» Task details
Drop all images. Then write out each line below exactly as given.

[Website and app data records]
Content starts

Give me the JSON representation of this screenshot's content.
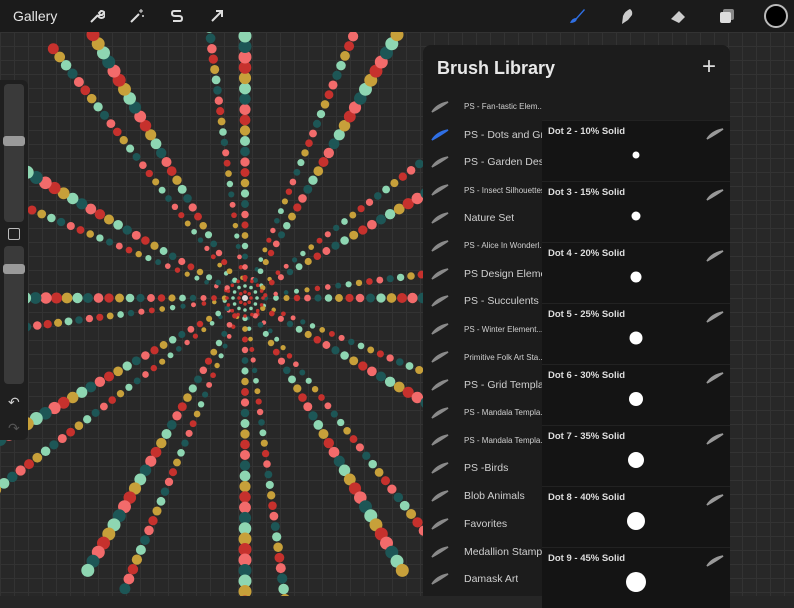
{
  "topbar": {
    "gallery": "Gallery",
    "tools": [
      "wrench-icon",
      "magic-wand-icon",
      "selection-s-icon",
      "transform-arrow-icon"
    ],
    "right_tools": [
      "brush-icon",
      "smudge-icon",
      "eraser-icon",
      "layers-icon"
    ],
    "current_color": "#000000",
    "accent": "#2f6fe4"
  },
  "panel": {
    "title": "Brush Library",
    "add": "+"
  },
  "brush_sets": [
    {
      "label": "PS - Fan-tastic Elem...",
      "small": true
    },
    {
      "label": "PS - Dots and Grids",
      "selected": true
    },
    {
      "label": "PS - Garden Designs"
    },
    {
      "label": "PS - Insect Silhouettes",
      "small": true
    },
    {
      "label": "Nature Set"
    },
    {
      "label": "PS - Alice In Wonderl...",
      "small": true
    },
    {
      "label": "PS Design Elements"
    },
    {
      "label": "PS - Succulents"
    },
    {
      "label": "PS - Winter Element...",
      "small": true
    },
    {
      "label": "Primitive Folk Art Sta...",
      "small": true
    },
    {
      "label": "PS - Grid Templates"
    },
    {
      "label": "PS - Mandala Templa...",
      "small": true
    },
    {
      "label": "PS - Mandala Templa...",
      "small": true
    },
    {
      "label": "PS -Birds"
    },
    {
      "label": "Blob Animals"
    },
    {
      "label": "Favorites"
    },
    {
      "label": "Medallion Stamps"
    },
    {
      "label": "Damask Art"
    }
  ],
  "brushes": [
    {
      "name": "Dot 2 - 10% Solid",
      "size": 0.1
    },
    {
      "name": "Dot 3 - 15% Solid",
      "size": 0.15
    },
    {
      "name": "Dot 4 - 20% Solid",
      "size": 0.2
    },
    {
      "name": "Dot 5 - 25% Solid",
      "size": 0.25
    },
    {
      "name": "Dot 6 - 30% Solid",
      "size": 0.3
    },
    {
      "name": "Dot 7 - 35% Solid",
      "size": 0.35
    },
    {
      "name": "Dot 8 - 40% Solid",
      "size": 0.4
    },
    {
      "name": "Dot 9 - 45% Solid",
      "size": 0.45
    }
  ],
  "palette": [
    "#f26b6b",
    "#1d5656",
    "#8ed6b2",
    "#c7a03a",
    "#c6312d"
  ]
}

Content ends

» Solution to the problem
Give me the JSON representation of this screenshot's content.
{
  "topbar": {
    "gallery": "Gallery",
    "tools": [
      "wrench-icon",
      "magic-wand-icon",
      "selection-s-icon",
      "transform-arrow-icon"
    ],
    "right_tools": [
      "brush-icon",
      "smudge-icon",
      "eraser-icon",
      "layers-icon"
    ],
    "current_color": "#000000",
    "accent": "#2f6fe4"
  },
  "panel": {
    "title": "Brush Library",
    "add": "+"
  },
  "brush_sets": [
    {
      "label": "PS - Fan-tastic Elem...",
      "small": true
    },
    {
      "label": "PS - Dots and Grids",
      "selected": true
    },
    {
      "label": "PS - Garden Designs"
    },
    {
      "label": "PS - Insect Silhouettes",
      "small": true
    },
    {
      "label": "Nature Set"
    },
    {
      "label": "PS - Alice In Wonderl...",
      "small": true
    },
    {
      "label": "PS Design Elements"
    },
    {
      "label": "PS - Succulents"
    },
    {
      "label": "PS - Winter Element...",
      "small": true
    },
    {
      "label": "Primitive Folk Art Sta...",
      "small": true
    },
    {
      "label": "PS - Grid Templates"
    },
    {
      "label": "PS - Mandala Templa...",
      "small": true
    },
    {
      "label": "PS - Mandala Templa...",
      "small": true
    },
    {
      "label": "PS -Birds"
    },
    {
      "label": "Blob Animals"
    },
    {
      "label": "Favorites"
    },
    {
      "label": "Medallion Stamps"
    },
    {
      "label": "Damask Art"
    }
  ],
  "brushes": [
    {
      "name": "Dot 2 - 10% Solid",
      "size": 0.1
    },
    {
      "name": "Dot 3 - 15% Solid",
      "size": 0.15
    },
    {
      "name": "Dot 4 - 20% Solid",
      "size": 0.2
    },
    {
      "name": "Dot 5 - 25% Solid",
      "size": 0.25
    },
    {
      "name": "Dot 6 - 30% Solid",
      "size": 0.3
    },
    {
      "name": "Dot 7 - 35% Solid",
      "size": 0.35
    },
    {
      "name": "Dot 8 - 40% Solid",
      "size": 0.4
    },
    {
      "name": "Dot 9 - 45% Solid",
      "size": 0.45
    }
  ],
  "palette": [
    "#f26b6b",
    "#1d5656",
    "#8ed6b2",
    "#c7a03a",
    "#c6312d"
  ]
}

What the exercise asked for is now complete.